§ Problem statement
Filter the records below for the word "duration". Keep each line that has it.
==== Data in this exercise
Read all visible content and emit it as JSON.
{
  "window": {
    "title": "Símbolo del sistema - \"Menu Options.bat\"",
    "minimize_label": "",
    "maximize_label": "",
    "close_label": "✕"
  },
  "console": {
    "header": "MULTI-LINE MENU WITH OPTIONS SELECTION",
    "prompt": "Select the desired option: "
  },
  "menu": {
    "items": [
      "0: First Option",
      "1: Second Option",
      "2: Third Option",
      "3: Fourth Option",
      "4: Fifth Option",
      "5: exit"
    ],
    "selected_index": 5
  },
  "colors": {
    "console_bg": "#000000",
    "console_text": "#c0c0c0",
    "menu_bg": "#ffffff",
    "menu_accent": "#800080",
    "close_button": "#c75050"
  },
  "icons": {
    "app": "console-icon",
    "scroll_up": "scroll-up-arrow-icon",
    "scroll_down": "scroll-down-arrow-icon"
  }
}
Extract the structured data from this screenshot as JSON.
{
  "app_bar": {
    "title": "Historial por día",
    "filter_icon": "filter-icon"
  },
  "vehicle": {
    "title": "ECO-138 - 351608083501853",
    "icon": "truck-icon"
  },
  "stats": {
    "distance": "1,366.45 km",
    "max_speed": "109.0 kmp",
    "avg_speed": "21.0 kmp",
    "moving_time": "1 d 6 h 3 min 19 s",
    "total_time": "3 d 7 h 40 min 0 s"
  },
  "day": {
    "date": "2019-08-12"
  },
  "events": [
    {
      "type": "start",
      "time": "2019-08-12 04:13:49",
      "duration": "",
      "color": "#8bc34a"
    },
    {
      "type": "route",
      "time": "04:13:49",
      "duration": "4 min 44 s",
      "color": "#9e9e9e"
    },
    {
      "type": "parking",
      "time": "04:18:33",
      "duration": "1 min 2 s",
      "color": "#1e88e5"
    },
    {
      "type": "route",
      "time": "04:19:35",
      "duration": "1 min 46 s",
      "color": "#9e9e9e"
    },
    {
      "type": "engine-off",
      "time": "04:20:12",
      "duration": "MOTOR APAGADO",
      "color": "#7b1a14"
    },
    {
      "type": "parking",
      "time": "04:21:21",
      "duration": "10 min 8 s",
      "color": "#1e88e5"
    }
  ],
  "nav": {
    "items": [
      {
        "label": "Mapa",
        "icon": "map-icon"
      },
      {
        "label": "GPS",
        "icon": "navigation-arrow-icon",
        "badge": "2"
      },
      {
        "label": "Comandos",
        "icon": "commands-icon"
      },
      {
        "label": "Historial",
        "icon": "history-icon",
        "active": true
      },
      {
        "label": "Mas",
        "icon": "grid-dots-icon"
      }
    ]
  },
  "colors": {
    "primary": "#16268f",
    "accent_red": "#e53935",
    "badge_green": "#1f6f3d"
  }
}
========
§ Exercise result
      "duration": "",
      "duration": "4 min 44 s",
      "duration": "1 min 2 s",
      "duration": "1 min 46 s",
      "duration": "MOTOR APAGADO",
      "duration": "10 min 8 s",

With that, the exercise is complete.